But every now and again, something surprises and delights you, and reminds you that games are meant to give players pleasure, not frustration. Monument Valley does exactly that.
|The first chapter|
sets the scene.
The seamless integration with iCloud means that if you own more than one iOS device, you'll be able to pick up where you left off on any of them, without you having to do anything to set this up.
Whichever device you own though, the game is only played in the portrait orientation. You tap where you want the princess to go, getting her to step on blocks to activate specific structural changes, or you move parts of the building around to enable her to complete her task. But that's where it gets interesting: the architecture is the most fascinating part of this game as you can only solve your problems by creating Escher-esque impossible 3D designs. Ustwo, the team behind Monument Valley, aren't the first to come up with such an idea: echochrome was there before it for instance, but Monument Valley's perfect use of iOS' touchscreen capabilities and amazing design aesthetics sets it apart from the competition. Ken Wong, the artist and designer of Mountain Valley adds, "Some people seem to want to reduce games to clones of each other if they share a mechanic. Yes, we were aware of echochrome, but only a few of the team members have played it. Sword & Sworcery, Portal and Windosill were far more influential on the design of Monument Valley."
|Meet the team behind Monument Valley.|
Ken Wong is front and centre.
|Each chapter is unique|
and offers different challenges.
This last part may be causing some frustration with hardcore gamers, as Monument Valley, though challenging, can be completed in under two hours. But there's actually a reason for that, and it underlines the whole philosophy behind the creation of this game. "We felt that there was more value in doing a short, very focused experience with puzzles that wouldn't overly frustrate people, and having a definite end of the game," said Ken. "The sense of closure you get when finishing a game is not something most people get to experience. We also wanted to make the game feel very inviting and approachable, in everywhere from the art to the sound to the puzzle design. Challenge can play an important part in game design, but we've found there are many people out there that play more for the interactive and aesthetic experience, over the challenge."

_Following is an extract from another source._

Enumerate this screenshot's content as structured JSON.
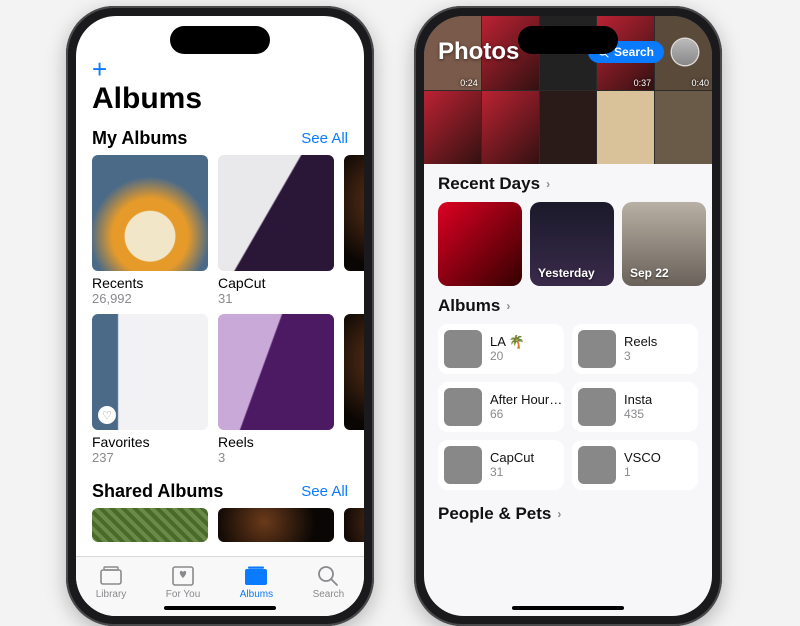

Sadly though, it feels that just as you get used to the more complex levels, the story finishes much too soon. But this may not actually be the end of the road for Ida and the mysterious Crow People, as Ken revealed to me: "during production we wanted to remain very focused on creating the best standalone experience, not holding anything back for the future. We decided we'd wait and see what people thought. The response has been overwhelmingly positive and players definitely want more levels, so we're going to make some. It’s a bit early to say when, but we're going to stick by our principles of making every chapter a special, unique experience."
So if you loved the idea of wondering through mind bending architecture but somehow were put off by the shortness of the adventure, hold on to your eternal staircase or impossible three-dimensional triangle, as there may be more to come.
|You'll encounter this|
mysterious ghost more
than once on your journey.
Version Reviewed: 1.0.3
Price: £2.49 ($3.99)
Compatibility: Requires iOS 6.0 or later. Compatible with iPhone 4, iPhone 4S, iPhone 5, iPhone 5c, iPhone 5s, iPad, and iPod touch. This app is optimized for iPhone 5.
Tested on: iPhone 4S, 3rd generation iPad, 1st generation iPad mini, all on iOS 7.1.
Direct Link to App Store
|It's like being inside a|
musical box. Oh, wait!
|Each chapter ends with|
Ida offering a gift.
|Where to now?|